Check each line of the material below for "配置文件", then copy the ones that contain it.

====

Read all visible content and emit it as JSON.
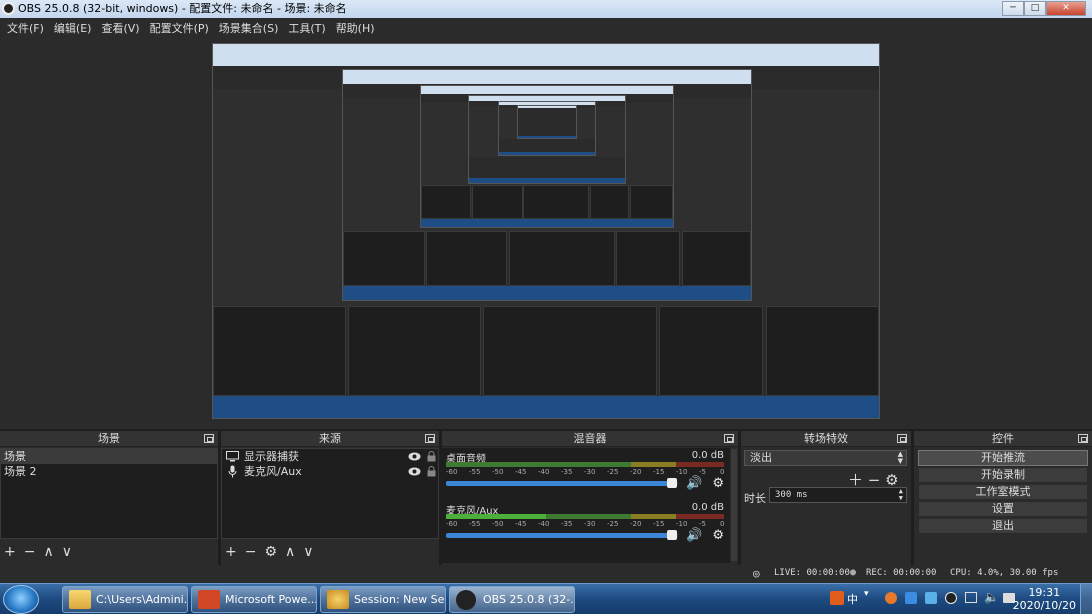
{
  "window": {
    "title": "OBS 25.0.8 (32-bit, windows) - 配置文件: 未命名 - 场景: 未命名",
    "controls": [
      "─",
      "□",
      "✕"
    ]
  },
  "menu": [
    "文件(F)",
    "编辑(E)",
    "查看(V)",
    "配置文件(P)",
    "场景集合(S)",
    "工具(T)",
    "帮助(H)"
  ],
  "scenes": {
    "title": "场景",
    "items": [
      "场景",
      "场景 2"
    ],
    "tools": [
      "+",
      "−",
      "∧",
      "∨"
    ]
  },
  "sources": {
    "title": "来源",
    "items": [
      {
        "label": "显示器捕获",
        "icon": "monitor-icon"
      },
      {
        "label": "麦克风/Aux",
        "icon": "microphone-icon"
      }
    ],
    "tools": [
      "+",
      "−",
      "⚙",
      "∧",
      "∨"
    ]
  },
  "mixer": {
    "title": "混音器",
    "channels": [
      {
        "name": "桌面音频",
        "db": "0.0 dB"
      },
      {
        "name": "麦克风/Aux",
        "db": "0.0 dB"
      }
    ],
    "scale": [
      "-60",
      "-55",
      "-50",
      "-45",
      "-40",
      "-35",
      "-30",
      "-25",
      "-20",
      "-15",
      "-10",
      "-5",
      "0"
    ]
  },
  "transitions": {
    "title": "转场特效",
    "selected": "淡出",
    "duration_label": "时长",
    "duration_value": "300 ms"
  },
  "controls": {
    "title": "控件",
    "buttons": [
      "开始推流",
      "开始录制",
      "工作室模式",
      "设置",
      "退出"
    ]
  },
  "status": {
    "live": "LIVE: 00:00:00",
    "rec": "REC: 00:00:00",
    "cpu": "CPU: 4.0%, 30.00 fps"
  },
  "taskbar": {
    "items": [
      {
        "label": "C:\\Users\\Admini...",
        "icon": "folder-icon"
      },
      {
        "label": "Microsoft Powe...",
        "icon": "powerpoint-icon"
      },
      {
        "label": "Session: New Se...",
        "icon": "session-icon"
      },
      {
        "label": "OBS 25.0.8 (32-...",
        "icon": "obs-icon"
      }
    ],
    "ime": "中",
    "time": "19:31",
    "date": "2020/10/20"
  },
  "colors": {
    "meter_green": "#4caf3a",
    "meter_yellow": "#c8b62a",
    "meter_red": "#c83a2a",
    "fader_blue": "#3b86d6"
  }
}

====

▶ [RESULT FOR THIS EXERCISE]:
    "title": "OBS 25.0.8 (32-bit, windows) - 配置文件: 未命名 - 场景: 未命名",
    "配置文件(P)",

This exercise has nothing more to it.